- _Entries from a dataset of interfaces_:

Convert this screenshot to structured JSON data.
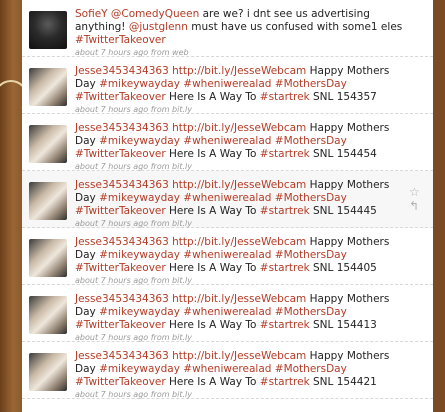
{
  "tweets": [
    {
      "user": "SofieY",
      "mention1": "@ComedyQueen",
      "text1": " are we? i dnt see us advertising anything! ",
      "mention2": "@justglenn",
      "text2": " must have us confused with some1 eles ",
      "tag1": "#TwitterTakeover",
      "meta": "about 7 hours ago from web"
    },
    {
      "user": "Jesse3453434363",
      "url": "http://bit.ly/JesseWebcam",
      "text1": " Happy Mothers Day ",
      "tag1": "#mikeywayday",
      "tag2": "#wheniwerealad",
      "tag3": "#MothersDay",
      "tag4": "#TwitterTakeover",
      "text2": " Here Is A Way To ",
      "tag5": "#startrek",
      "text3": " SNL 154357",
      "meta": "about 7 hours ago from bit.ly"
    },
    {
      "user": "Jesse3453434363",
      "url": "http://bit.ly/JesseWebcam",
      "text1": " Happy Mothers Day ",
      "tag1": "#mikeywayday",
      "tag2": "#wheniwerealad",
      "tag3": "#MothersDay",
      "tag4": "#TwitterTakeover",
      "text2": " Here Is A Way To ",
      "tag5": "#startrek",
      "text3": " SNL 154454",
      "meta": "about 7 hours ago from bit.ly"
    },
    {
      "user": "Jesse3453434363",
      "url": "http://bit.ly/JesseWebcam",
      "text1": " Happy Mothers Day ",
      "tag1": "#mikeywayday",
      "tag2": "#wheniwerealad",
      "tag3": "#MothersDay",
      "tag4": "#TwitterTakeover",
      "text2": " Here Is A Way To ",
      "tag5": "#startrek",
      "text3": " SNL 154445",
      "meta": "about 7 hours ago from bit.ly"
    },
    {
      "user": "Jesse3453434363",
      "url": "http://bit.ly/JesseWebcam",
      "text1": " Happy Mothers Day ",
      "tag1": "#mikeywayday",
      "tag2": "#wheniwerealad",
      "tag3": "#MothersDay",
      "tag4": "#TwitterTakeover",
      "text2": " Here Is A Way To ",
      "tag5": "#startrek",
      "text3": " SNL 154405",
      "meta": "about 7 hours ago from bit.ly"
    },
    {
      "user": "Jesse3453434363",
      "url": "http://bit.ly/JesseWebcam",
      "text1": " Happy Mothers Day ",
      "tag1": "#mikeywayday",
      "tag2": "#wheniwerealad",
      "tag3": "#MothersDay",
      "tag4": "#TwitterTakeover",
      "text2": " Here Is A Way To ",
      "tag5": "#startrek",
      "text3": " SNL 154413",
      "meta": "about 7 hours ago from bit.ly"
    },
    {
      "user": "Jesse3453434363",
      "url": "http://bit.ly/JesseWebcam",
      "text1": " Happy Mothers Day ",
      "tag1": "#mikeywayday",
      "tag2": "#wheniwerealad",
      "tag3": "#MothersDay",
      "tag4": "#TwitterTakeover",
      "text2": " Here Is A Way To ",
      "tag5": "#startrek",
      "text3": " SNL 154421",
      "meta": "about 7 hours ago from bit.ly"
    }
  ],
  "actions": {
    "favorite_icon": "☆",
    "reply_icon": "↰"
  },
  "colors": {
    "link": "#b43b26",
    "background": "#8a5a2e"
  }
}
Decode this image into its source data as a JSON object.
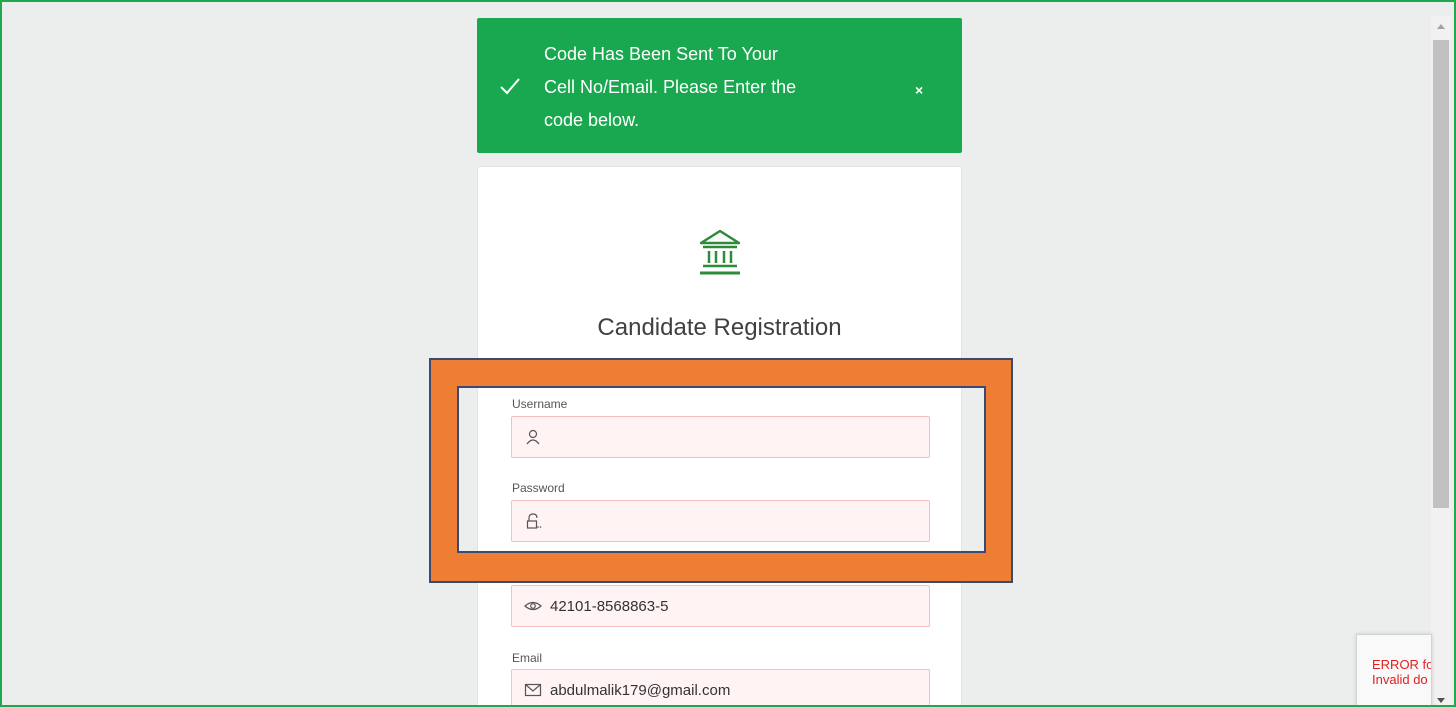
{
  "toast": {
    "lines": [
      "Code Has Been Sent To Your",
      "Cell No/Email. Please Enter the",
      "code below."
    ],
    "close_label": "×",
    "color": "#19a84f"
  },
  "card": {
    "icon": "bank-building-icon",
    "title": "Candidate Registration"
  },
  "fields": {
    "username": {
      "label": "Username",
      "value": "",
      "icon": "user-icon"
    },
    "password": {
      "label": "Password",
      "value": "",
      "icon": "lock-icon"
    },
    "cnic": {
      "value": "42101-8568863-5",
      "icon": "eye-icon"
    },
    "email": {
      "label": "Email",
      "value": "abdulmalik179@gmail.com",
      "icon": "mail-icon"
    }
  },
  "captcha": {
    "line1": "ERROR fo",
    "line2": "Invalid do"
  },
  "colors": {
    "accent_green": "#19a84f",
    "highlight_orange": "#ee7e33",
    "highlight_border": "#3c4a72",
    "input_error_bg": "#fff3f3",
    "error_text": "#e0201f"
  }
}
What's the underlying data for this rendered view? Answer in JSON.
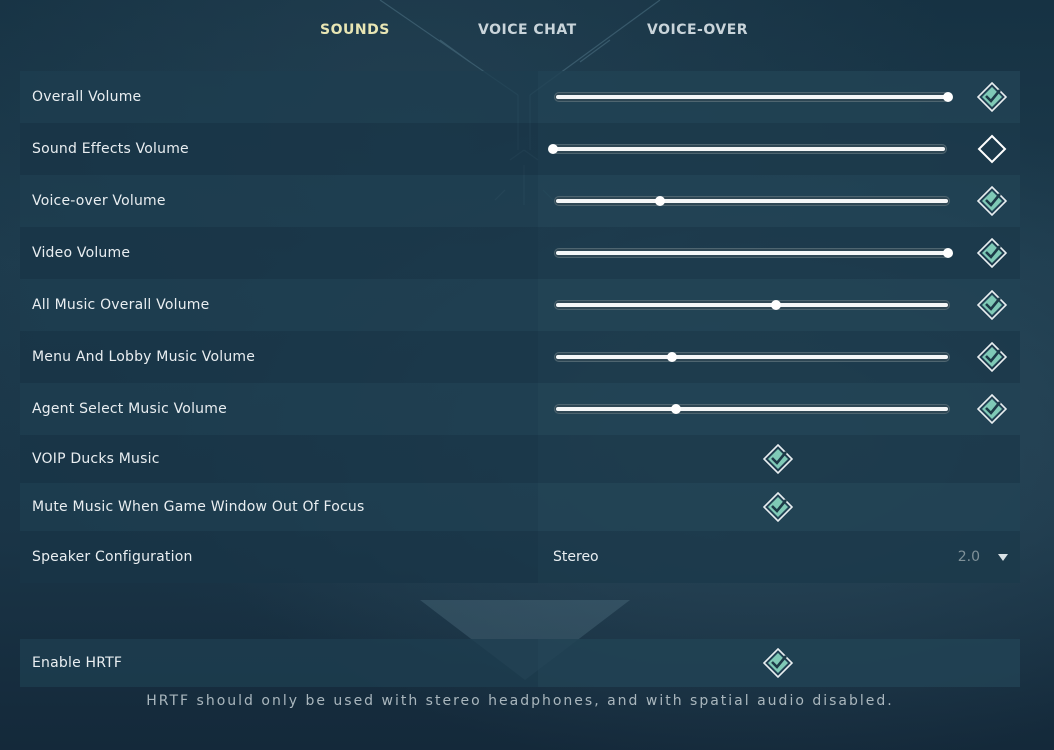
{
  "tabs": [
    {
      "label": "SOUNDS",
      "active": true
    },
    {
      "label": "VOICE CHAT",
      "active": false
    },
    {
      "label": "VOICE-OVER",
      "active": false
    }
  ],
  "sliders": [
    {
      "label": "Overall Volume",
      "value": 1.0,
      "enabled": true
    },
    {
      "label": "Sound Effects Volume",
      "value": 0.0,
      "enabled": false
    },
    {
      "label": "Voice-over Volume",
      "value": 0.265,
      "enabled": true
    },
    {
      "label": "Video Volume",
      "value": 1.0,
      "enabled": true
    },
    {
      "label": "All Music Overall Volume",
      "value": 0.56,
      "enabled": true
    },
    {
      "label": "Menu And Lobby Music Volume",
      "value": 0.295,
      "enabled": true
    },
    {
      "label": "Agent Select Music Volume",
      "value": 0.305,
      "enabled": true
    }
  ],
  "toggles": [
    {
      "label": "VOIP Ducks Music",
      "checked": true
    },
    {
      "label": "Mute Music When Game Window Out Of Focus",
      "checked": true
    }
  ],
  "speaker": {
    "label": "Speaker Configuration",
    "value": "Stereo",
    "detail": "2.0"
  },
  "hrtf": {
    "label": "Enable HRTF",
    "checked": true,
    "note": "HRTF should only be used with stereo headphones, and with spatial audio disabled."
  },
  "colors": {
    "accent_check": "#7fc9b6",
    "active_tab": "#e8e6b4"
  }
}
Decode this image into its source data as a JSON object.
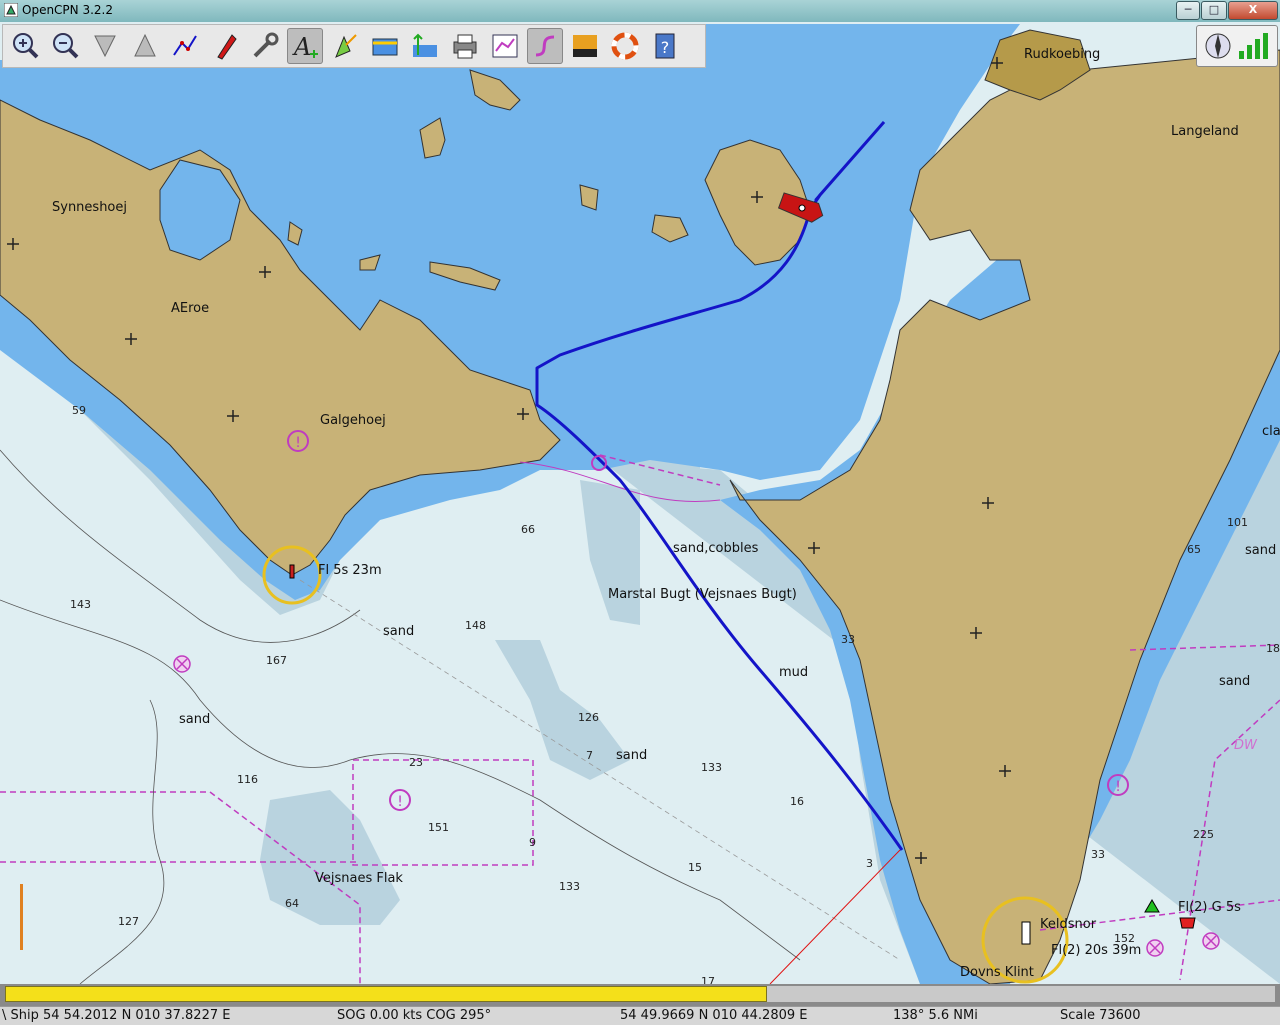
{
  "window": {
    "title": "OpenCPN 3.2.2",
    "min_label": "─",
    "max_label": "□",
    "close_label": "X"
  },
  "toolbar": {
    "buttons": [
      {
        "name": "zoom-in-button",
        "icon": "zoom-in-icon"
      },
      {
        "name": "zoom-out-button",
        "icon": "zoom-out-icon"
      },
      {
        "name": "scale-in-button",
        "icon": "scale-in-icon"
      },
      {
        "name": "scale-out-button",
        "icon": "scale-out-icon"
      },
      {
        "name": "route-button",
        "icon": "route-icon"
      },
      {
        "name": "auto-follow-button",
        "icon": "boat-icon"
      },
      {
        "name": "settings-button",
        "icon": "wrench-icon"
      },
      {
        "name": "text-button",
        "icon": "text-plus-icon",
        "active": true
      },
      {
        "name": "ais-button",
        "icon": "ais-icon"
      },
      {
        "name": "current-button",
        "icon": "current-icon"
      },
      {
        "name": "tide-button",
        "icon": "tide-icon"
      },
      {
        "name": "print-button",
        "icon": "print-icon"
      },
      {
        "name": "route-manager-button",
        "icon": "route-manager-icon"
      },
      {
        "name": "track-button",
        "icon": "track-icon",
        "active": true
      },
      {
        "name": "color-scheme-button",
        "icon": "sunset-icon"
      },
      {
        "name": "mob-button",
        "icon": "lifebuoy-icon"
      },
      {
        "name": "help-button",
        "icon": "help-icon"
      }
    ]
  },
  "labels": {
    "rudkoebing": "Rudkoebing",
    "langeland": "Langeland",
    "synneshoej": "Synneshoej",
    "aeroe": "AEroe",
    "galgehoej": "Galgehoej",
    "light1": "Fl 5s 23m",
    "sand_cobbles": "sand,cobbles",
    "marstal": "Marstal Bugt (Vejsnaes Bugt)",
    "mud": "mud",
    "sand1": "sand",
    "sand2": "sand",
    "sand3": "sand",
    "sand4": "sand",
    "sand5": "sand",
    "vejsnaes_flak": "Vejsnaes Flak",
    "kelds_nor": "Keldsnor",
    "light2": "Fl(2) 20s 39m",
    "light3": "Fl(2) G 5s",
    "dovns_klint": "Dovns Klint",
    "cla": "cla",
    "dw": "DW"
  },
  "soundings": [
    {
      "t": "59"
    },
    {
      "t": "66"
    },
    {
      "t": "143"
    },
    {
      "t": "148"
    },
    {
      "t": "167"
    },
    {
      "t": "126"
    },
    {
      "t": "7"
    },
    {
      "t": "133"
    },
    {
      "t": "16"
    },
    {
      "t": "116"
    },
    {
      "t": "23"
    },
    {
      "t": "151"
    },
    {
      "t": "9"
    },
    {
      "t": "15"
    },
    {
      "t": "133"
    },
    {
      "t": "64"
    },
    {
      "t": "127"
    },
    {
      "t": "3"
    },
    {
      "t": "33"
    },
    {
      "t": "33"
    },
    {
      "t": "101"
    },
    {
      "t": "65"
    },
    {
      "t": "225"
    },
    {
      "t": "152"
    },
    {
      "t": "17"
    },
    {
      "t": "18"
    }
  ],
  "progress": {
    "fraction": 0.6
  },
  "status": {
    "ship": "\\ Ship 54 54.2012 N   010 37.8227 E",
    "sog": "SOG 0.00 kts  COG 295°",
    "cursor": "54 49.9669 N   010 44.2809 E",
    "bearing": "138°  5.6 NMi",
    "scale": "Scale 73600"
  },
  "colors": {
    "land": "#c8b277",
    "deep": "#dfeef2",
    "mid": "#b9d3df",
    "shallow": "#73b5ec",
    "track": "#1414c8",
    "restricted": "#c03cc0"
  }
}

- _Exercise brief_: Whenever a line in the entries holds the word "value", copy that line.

- _Task output_:
      "value": "",
      "value": "",
      "value": "42101-8568863-5",
      "value": "abdulmalik179@gmail.com",
      "value": 1.0,
      "value": 0.0,
      "value": 0.265,
      "value": 1.0,
      "value": 0.56,
      "value": 0.295,
      "value": 0.305,
    "value": "Stereo",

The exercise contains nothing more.